**ABOUT THIS TASK**
Show all lines from the data that include the word "active".

**RECORDS FOR THIS TASK**
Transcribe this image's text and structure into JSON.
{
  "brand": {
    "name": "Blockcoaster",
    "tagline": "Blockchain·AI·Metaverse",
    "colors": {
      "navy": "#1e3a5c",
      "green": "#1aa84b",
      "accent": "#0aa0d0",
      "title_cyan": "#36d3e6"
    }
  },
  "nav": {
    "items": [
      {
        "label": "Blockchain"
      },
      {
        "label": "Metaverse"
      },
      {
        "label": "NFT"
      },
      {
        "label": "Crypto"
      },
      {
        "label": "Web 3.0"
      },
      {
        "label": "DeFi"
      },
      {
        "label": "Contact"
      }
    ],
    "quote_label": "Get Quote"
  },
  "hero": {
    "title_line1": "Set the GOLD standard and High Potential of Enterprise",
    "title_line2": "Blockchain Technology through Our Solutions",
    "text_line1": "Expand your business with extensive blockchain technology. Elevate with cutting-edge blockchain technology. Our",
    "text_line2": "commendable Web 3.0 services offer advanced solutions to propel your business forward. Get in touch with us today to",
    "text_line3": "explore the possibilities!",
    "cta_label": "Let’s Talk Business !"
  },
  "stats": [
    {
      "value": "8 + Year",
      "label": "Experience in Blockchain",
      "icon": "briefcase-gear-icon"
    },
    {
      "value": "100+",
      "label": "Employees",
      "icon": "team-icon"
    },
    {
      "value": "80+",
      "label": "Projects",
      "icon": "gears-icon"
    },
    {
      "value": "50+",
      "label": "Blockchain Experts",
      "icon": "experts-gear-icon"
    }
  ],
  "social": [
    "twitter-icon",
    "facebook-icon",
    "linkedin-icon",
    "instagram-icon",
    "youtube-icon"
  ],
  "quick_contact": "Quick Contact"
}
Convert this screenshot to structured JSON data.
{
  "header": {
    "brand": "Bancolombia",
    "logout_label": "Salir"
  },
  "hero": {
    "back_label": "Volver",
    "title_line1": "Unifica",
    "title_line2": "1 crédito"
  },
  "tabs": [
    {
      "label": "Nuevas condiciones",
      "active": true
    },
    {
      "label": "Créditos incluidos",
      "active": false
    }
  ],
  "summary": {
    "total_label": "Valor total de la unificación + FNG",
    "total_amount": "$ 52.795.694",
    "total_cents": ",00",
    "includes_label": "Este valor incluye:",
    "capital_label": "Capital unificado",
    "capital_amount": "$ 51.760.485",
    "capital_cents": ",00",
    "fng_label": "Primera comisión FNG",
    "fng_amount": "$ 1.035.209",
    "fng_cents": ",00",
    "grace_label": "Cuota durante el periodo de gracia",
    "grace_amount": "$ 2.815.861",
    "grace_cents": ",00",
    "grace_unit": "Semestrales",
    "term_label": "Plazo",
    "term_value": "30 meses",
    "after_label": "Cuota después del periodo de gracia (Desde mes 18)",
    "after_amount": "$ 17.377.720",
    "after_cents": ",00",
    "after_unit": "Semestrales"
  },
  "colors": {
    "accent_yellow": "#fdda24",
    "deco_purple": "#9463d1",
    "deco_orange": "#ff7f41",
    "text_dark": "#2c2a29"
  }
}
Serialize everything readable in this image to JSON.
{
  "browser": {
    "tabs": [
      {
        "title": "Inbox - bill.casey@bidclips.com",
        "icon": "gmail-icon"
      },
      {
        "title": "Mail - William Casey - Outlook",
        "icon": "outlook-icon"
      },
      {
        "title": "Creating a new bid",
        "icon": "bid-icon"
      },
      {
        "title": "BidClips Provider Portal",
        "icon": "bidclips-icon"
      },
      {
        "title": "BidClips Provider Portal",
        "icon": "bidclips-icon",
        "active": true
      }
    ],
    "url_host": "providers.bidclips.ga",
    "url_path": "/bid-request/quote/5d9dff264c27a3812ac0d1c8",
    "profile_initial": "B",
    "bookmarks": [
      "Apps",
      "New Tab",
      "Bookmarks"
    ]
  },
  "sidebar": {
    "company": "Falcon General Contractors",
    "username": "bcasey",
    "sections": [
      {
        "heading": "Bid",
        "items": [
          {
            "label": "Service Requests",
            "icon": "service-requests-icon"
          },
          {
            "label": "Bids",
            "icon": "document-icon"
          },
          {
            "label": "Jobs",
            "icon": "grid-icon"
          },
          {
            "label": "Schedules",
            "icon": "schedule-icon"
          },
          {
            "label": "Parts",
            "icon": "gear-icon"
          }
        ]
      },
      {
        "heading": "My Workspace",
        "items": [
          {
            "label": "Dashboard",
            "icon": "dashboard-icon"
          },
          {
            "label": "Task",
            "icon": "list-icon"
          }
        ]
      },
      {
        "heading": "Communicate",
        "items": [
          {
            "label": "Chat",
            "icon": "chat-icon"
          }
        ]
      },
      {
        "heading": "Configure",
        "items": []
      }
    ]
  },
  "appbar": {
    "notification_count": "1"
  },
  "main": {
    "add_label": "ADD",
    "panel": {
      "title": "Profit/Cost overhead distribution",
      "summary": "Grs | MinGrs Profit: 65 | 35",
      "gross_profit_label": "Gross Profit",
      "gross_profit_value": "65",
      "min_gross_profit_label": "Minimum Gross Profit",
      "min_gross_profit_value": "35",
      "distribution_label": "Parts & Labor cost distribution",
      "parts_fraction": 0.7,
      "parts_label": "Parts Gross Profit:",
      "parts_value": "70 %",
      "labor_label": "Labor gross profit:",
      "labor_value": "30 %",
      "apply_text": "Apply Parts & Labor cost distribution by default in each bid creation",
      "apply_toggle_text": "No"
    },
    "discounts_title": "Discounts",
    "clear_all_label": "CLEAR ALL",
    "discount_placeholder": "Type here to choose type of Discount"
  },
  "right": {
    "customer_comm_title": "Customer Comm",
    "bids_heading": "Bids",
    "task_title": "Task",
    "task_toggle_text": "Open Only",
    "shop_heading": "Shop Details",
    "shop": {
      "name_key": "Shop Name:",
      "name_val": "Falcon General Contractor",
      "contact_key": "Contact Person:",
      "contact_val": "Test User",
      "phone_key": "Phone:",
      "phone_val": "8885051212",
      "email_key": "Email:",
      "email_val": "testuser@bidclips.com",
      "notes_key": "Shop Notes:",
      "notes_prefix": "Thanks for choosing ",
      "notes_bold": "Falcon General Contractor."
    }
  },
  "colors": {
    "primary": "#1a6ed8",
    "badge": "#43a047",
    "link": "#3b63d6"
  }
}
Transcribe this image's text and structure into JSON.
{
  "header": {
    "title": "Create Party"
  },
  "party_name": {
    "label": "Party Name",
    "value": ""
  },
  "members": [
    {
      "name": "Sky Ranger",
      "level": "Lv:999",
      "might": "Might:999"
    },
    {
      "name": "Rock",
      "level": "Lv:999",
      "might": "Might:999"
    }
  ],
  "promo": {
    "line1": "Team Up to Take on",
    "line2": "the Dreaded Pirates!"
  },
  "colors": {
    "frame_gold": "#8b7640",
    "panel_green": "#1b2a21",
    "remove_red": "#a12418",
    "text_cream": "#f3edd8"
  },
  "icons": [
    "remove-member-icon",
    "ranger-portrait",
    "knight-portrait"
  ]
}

**COMPLETED TASK**
      "active": true
      "active": false
        "active": true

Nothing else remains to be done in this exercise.